Education and Training Requirements

High School

If you are interested in a career in genealogy, you should study history, English literature and composition, geography, sociology, and psychology while in high school. Foreign languages and research and library skills are also valuable. Develop your computer knowledge, since libraries and document archives now have computerized catalogs and research systems. Because you may do genealogical work only on a part-time basis, you may wish to look into part-time work in related jobs, such as librarian, historian, archivist, and freelance writer, which will offer the free time to conduct genealogical research.

Postsecondary Training

There are no formal requirements for becoming a genealogist. Many competent genealogists are self-taught or have learned the trade from other established genealogists. However, a bachelor's degree in genealogy, history, English, or journalism can be a distinct advantage as it demonstrates your capacity for research and dedication to the profession. There are few colleges that offer major programs of study in this field. Brigham Young University in Provo, Utah, offers a bachelor's degree in family history; other institutions may offer similar credit or noncredit courses. In addition, many adult education programs and extension courses are available.

Other Education or Training

The Association of Professional Genealogists offers continuing education (CE) opportunities via online classes and at its annual conference. Recent classes and workshops included Overcoming Research Barriers, Order in the Court: Hands-on with Court Records, Launching an Effective Marketing Campaign, and Video Marketing: Killer YouTube Strategies. The National Genealogical Society, National Institute for Genealogical Studies, and state-level associations also provide CE courses. Contact these organizations for more information.

Certification, Licensing, and Special Requirements

Certification or Licensing

Becoming certified, while not a requirement, may be a beneficial step for genealogists. Customers often ask for any professional certifications that testify to a person's qualifications and show that work is done according to a code of ethics. The Board for Certification of Genealogists offers the certified genealogist and certified genealogical lecturer designations. The International Commission for the Accreditation of Professional Genealogists offers the accredited genealogist designation to genealogists who complete a number of professional requirements. The Genealogical Institute of the Maritimes grants genealogists working in Canada the following certifications: genealogical record searcher (Canada) and certified genealogist (Canada).

Experience, Skills, and Personality Traits

No experience is needed to become a genealogist, but those with prior work experience will increase their chances of landing a job, building a large client list, and earning higher pay.

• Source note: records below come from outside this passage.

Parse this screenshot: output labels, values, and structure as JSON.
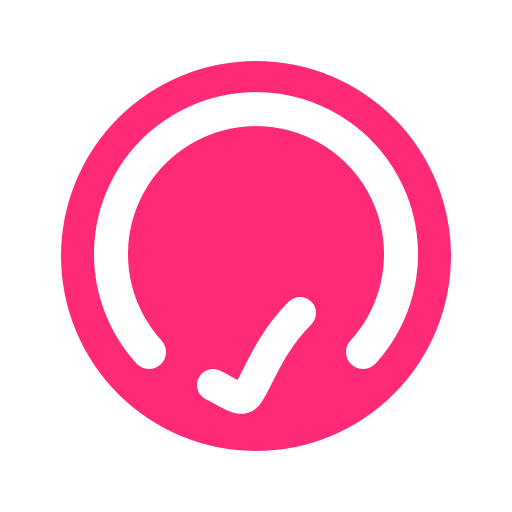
{
  "icon": {
    "name": "check-gauge-logo-icon",
    "colors": {
      "brand": "#FF2A77",
      "mark": "#FFFFFF",
      "background": "#FFFFFF"
    }
  }
}
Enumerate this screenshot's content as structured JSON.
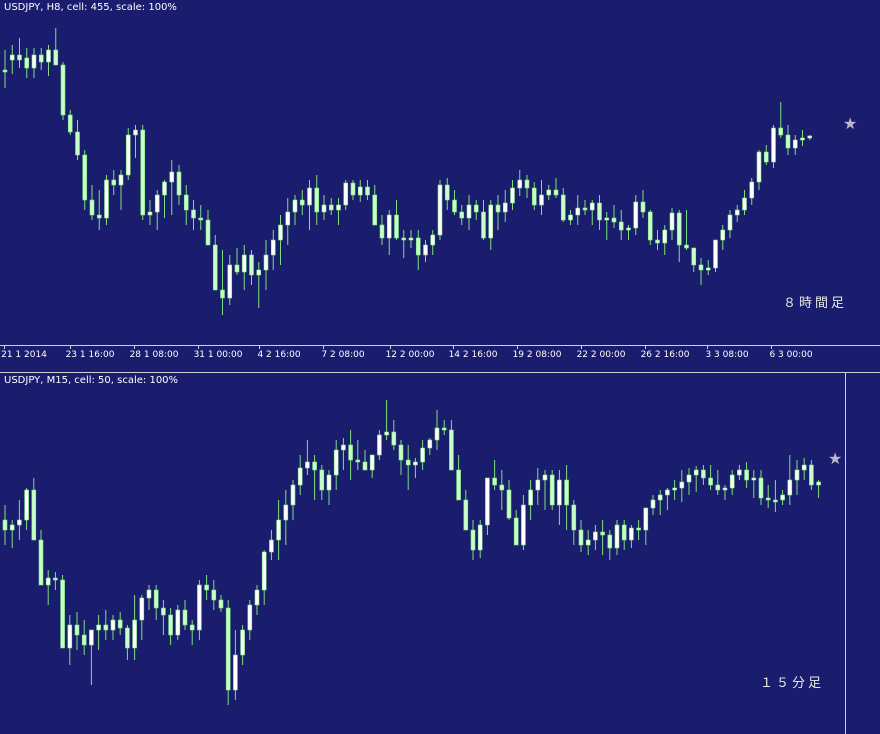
{
  "top": {
    "title": "USDJPY, H8, cell: 455, scale: 100%",
    "timeframe_label": "８時間足",
    "xaxis_labels": [
      "21 1 2014",
      "23 1 16:00",
      "28 1 08:00",
      "31 1 00:00",
      "4 2 16:00",
      "7 2 08:00",
      "12 2 00:00",
      "14 2 16:00",
      "19 2 08:00",
      "22 2 00:00",
      "26 2 16:00",
      "3 3 08:00",
      "6 3 00:00"
    ]
  },
  "bottom": {
    "title": "USDJPY, M15, cell: 50, scale: 100%",
    "timeframe_label": "１５分足"
  },
  "colors": {
    "background": "#1a1c6e",
    "bull_candle": "#ffffff",
    "bear_candle": "#c8ffc8",
    "wick": "#7ee07e",
    "star": "#b8b8c8"
  },
  "icons": {
    "marker": "star-icon"
  },
  "chart_data": [
    {
      "type": "candlestick",
      "title": "USDJPY, H8, cell: 455, scale: 100%",
      "x_tick_labels": [
        "21 1 2014",
        "23 1 16:00",
        "28 1 08:00",
        "31 1 00:00",
        "4 2 16:00",
        "7 2 08:00",
        "12 2 00:00",
        "14 2 16:00",
        "19 2 08:00",
        "22 2 00:00",
        "26 2 16:00",
        "3 3 08:00",
        "6 3 00:00"
      ],
      "annotation": "８時間足",
      "candles": [
        [
          70,
          50,
          88,
          72
        ],
        [
          60,
          45,
          74,
          55
        ],
        [
          55,
          38,
          68,
          60
        ],
        [
          58,
          48,
          78,
          68
        ],
        [
          68,
          48,
          78,
          55
        ],
        [
          55,
          48,
          70,
          62
        ],
        [
          62,
          45,
          76,
          50
        ],
        [
          50,
          28,
          62,
          65
        ],
        [
          65,
          62,
          120,
          115
        ],
        [
          115,
          110,
          135,
          132
        ],
        [
          132,
          120,
          160,
          155
        ],
        [
          155,
          150,
          210,
          200
        ],
        [
          200,
          185,
          220,
          215
        ],
        [
          215,
          190,
          230,
          218
        ],
        [
          218,
          175,
          225,
          180
        ],
        [
          180,
          170,
          195,
          185
        ],
        [
          185,
          170,
          210,
          175
        ],
        [
          175,
          128,
          180,
          135
        ],
        [
          135,
          125,
          158,
          130
        ],
        [
          130,
          125,
          220,
          215
        ],
        [
          215,
          200,
          225,
          212
        ],
        [
          212,
          190,
          230,
          195
        ],
        [
          195,
          180,
          218,
          182
        ],
        [
          182,
          160,
          215,
          172
        ],
        [
          172,
          165,
          205,
          195
        ],
        [
          195,
          185,
          225,
          210
        ],
        [
          210,
          200,
          230,
          218
        ],
        [
          218,
          205,
          230,
          220
        ],
        [
          220,
          210,
          245,
          245
        ],
        [
          245,
          235,
          290,
          290
        ],
        [
          290,
          250,
          315,
          298
        ],
        [
          298,
          255,
          305,
          265
        ],
        [
          265,
          248,
          275,
          272
        ],
        [
          272,
          245,
          290,
          255
        ],
        [
          255,
          250,
          285,
          275
        ],
        [
          275,
          262,
          308,
          270
        ],
        [
          270,
          240,
          290,
          255
        ],
        [
          255,
          230,
          270,
          240
        ],
        [
          240,
          215,
          265,
          225
        ],
        [
          225,
          198,
          245,
          212
        ],
        [
          212,
          195,
          225,
          200
        ],
        [
          200,
          190,
          215,
          205
        ],
        [
          205,
          180,
          230,
          188
        ],
        [
          188,
          175,
          225,
          212
        ],
        [
          212,
          195,
          220,
          205
        ],
        [
          205,
          198,
          215,
          210
        ],
        [
          210,
          198,
          225,
          205
        ],
        [
          205,
          180,
          210,
          183
        ],
        [
          183,
          180,
          200,
          195
        ],
        [
          195,
          180,
          202,
          187
        ],
        [
          187,
          180,
          200,
          195
        ],
        [
          195,
          185,
          215,
          225
        ],
        [
          225,
          215,
          245,
          238
        ],
        [
          238,
          210,
          255,
          215
        ],
        [
          215,
          200,
          240,
          238
        ],
        [
          238,
          230,
          258,
          240
        ],
        [
          240,
          230,
          248,
          238
        ],
        [
          238,
          230,
          270,
          255
        ],
        [
          255,
          240,
          262,
          245
        ],
        [
          245,
          230,
          255,
          235
        ],
        [
          235,
          180,
          240,
          185
        ],
        [
          185,
          178,
          210,
          200
        ],
        [
          200,
          190,
          215,
          212
        ],
        [
          212,
          205,
          225,
          218
        ],
        [
          218,
          195,
          230,
          205
        ],
        [
          205,
          200,
          220,
          212
        ],
        [
          212,
          200,
          240,
          238
        ],
        [
          238,
          200,
          250,
          205
        ],
        [
          205,
          195,
          230,
          212
        ],
        [
          212,
          190,
          222,
          203
        ],
        [
          203,
          180,
          210,
          188
        ],
        [
          188,
          170,
          196,
          180
        ],
        [
          180,
          175,
          198,
          188
        ],
        [
          188,
          182,
          210,
          205
        ],
        [
          205,
          180,
          215,
          195
        ],
        [
          195,
          185,
          200,
          190
        ],
        [
          190,
          178,
          198,
          195
        ],
        [
          195,
          188,
          222,
          220
        ],
        [
          220,
          210,
          225,
          215
        ],
        [
          215,
          195,
          225,
          208
        ],
        [
          208,
          200,
          215,
          210
        ],
        [
          210,
          200,
          225,
          203
        ],
        [
          203,
          195,
          230,
          220
        ],
        [
          220,
          212,
          240,
          218
        ],
        [
          218,
          205,
          228,
          222
        ],
        [
          222,
          210,
          240,
          230
        ],
        [
          230,
          225,
          240,
          228
        ],
        [
          228,
          195,
          235,
          202
        ],
        [
          202,
          190,
          218,
          212
        ],
        [
          212,
          210,
          245,
          240
        ],
        [
          240,
          230,
          250,
          243
        ],
        [
          243,
          225,
          255,
          230
        ],
        [
          230,
          208,
          240,
          213
        ],
        [
          213,
          210,
          262,
          245
        ],
        [
          245,
          210,
          250,
          248
        ],
        [
          248,
          262,
          272,
          265
        ],
        [
          265,
          258,
          285,
          270
        ],
        [
          270,
          260,
          275,
          268
        ],
        [
          268,
          240,
          272,
          240
        ],
        [
          240,
          225,
          250,
          230
        ],
        [
          230,
          210,
          238,
          215
        ],
        [
          215,
          205,
          222,
          210
        ],
        [
          210,
          190,
          215,
          198
        ],
        [
          198,
          178,
          205,
          182
        ],
        [
          182,
          150,
          190,
          152
        ],
        [
          152,
          145,
          165,
          162
        ],
        [
          162,
          125,
          168,
          128
        ],
        [
          128,
          102,
          138,
          135
        ],
        [
          135,
          125,
          155,
          148
        ],
        [
          148,
          135,
          155,
          140
        ],
        [
          140,
          130,
          146,
          138
        ],
        [
          138,
          135,
          140,
          136
        ]
      ]
    },
    {
      "type": "candlestick",
      "title": "USDJPY, M15, cell: 50, scale: 100%",
      "annotation": "１５分足",
      "candles": [
        [
          520,
          505,
          545,
          530
        ],
        [
          530,
          520,
          548,
          525
        ],
        [
          525,
          500,
          540,
          520
        ],
        [
          520,
          488,
          530,
          490
        ],
        [
          490,
          478,
          540,
          540
        ],
        [
          540,
          530,
          560,
          585
        ],
        [
          585,
          570,
          605,
          578
        ],
        [
          578,
          572,
          590,
          580
        ],
        [
          580,
          575,
          620,
          648
        ],
        [
          648,
          615,
          665,
          625
        ],
        [
          625,
          612,
          650,
          635
        ],
        [
          635,
          620,
          655,
          645
        ],
        [
          645,
          630,
          685,
          630
        ],
        [
          630,
          615,
          650,
          625
        ],
        [
          625,
          610,
          640,
          630
        ],
        [
          630,
          615,
          640,
          620
        ],
        [
          620,
          612,
          635,
          628
        ],
        [
          628,
          625,
          660,
          648
        ],
        [
          648,
          595,
          660,
          620
        ],
        [
          620,
          595,
          640,
          598
        ],
        [
          598,
          585,
          610,
          590
        ],
        [
          590,
          585,
          620,
          608
        ],
        [
          608,
          600,
          635,
          615
        ],
        [
          615,
          608,
          645,
          635
        ],
        [
          635,
          605,
          640,
          610
        ],
        [
          610,
          600,
          630,
          625
        ],
        [
          625,
          620,
          645,
          630
        ],
        [
          630,
          580,
          640,
          585
        ],
        [
          585,
          575,
          600,
          590
        ],
        [
          590,
          580,
          610,
          600
        ],
        [
          600,
          595,
          612,
          608
        ],
        [
          608,
          600,
          705,
          690
        ],
        [
          690,
          630,
          700,
          655
        ],
        [
          655,
          625,
          665,
          630
        ],
        [
          630,
          600,
          640,
          605
        ],
        [
          605,
          585,
          615,
          590
        ],
        [
          590,
          550,
          605,
          552
        ],
        [
          552,
          530,
          560,
          540
        ],
        [
          540,
          500,
          560,
          520
        ],
        [
          520,
          490,
          545,
          505
        ],
        [
          505,
          480,
          520,
          485
        ],
        [
          485,
          455,
          495,
          468
        ],
        [
          468,
          440,
          475,
          462
        ],
        [
          462,
          455,
          500,
          470
        ],
        [
          470,
          465,
          500,
          490
        ],
        [
          490,
          470,
          505,
          475
        ],
        [
          475,
          440,
          490,
          450
        ],
        [
          450,
          438,
          470,
          445
        ],
        [
          445,
          430,
          480,
          460
        ],
        [
          460,
          440,
          470,
          462
        ],
        [
          462,
          450,
          470,
          470
        ],
        [
          470,
          455,
          478,
          455
        ],
        [
          455,
          430,
          460,
          435
        ],
        [
          435,
          400,
          440,
          432
        ],
        [
          432,
          420,
          450,
          445
        ],
        [
          445,
          440,
          475,
          460
        ],
        [
          460,
          445,
          490,
          465
        ],
        [
          465,
          458,
          478,
          462
        ],
        [
          462,
          440,
          470,
          448
        ],
        [
          448,
          438,
          455,
          440
        ],
        [
          440,
          410,
          450,
          428
        ],
        [
          428,
          420,
          435,
          430
        ],
        [
          430,
          420,
          440,
          470
        ],
        [
          470,
          455,
          500,
          500
        ],
        [
          500,
          490,
          525,
          530
        ],
        [
          530,
          520,
          560,
          550
        ],
        [
          550,
          520,
          558,
          525
        ],
        [
          525,
          480,
          535,
          478
        ],
        [
          478,
          460,
          490,
          485
        ],
        [
          485,
          470,
          510,
          490
        ],
        [
          490,
          480,
          520,
          518
        ],
        [
          518,
          510,
          545,
          545
        ],
        [
          545,
          495,
          550,
          505
        ],
        [
          505,
          480,
          520,
          490
        ],
        [
          490,
          468,
          505,
          480
        ],
        [
          480,
          470,
          510,
          475
        ],
        [
          475,
          470,
          510,
          505
        ],
        [
          505,
          470,
          525,
          480
        ],
        [
          480,
          465,
          530,
          505
        ],
        [
          505,
          500,
          545,
          530
        ],
        [
          530,
          520,
          552,
          545
        ],
        [
          545,
          530,
          555,
          540
        ],
        [
          540,
          525,
          550,
          532
        ],
        [
          532,
          520,
          555,
          535
        ],
        [
          535,
          530,
          560,
          548
        ],
        [
          548,
          520,
          555,
          525
        ],
        [
          525,
          520,
          550,
          540
        ],
        [
          540,
          525,
          548,
          528
        ],
        [
          528,
          520,
          540,
          530
        ],
        [
          530,
          515,
          545,
          508
        ],
        [
          508,
          495,
          515,
          500
        ],
        [
          500,
          490,
          515,
          495
        ],
        [
          495,
          488,
          510,
          490
        ],
        [
          490,
          480,
          500,
          488
        ],
        [
          488,
          470,
          502,
          482
        ],
        [
          482,
          468,
          495,
          475
        ],
        [
          475,
          466,
          492,
          470
        ],
        [
          470,
          465,
          485,
          478
        ],
        [
          478,
          465,
          490,
          485
        ],
        [
          485,
          470,
          495,
          490
        ],
        [
          490,
          485,
          500,
          488
        ],
        [
          488,
          470,
          495,
          475
        ],
        [
          475,
          465,
          480,
          470
        ],
        [
          470,
          462,
          488,
          480
        ],
        [
          480,
          470,
          498,
          478
        ],
        [
          478,
          470,
          505,
          498
        ],
        [
          498,
          485,
          508,
          500
        ],
        [
          500,
          480,
          512,
          500
        ],
        [
          500,
          490,
          505,
          495
        ],
        [
          495,
          455,
          505,
          480
        ],
        [
          480,
          460,
          495,
          470
        ],
        [
          470,
          458,
          480,
          465
        ],
        [
          465,
          460,
          490,
          485
        ],
        [
          485,
          480,
          498,
          482
        ]
      ]
    }
  ]
}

Genealogists need an inquiring mind and an interest in history to do their work. They should also be patient, thorough, and well organized when detailing documentation of facts and sources. Genealogists must also be good with people, as they spend a lot of time conducting interviews. In addition to these skills, the Association of Professional Genealogists cites the following traits as important for successful genealogists: time management, financial management, customer service, contract management, project management, business writing, organization, and marketing and sales.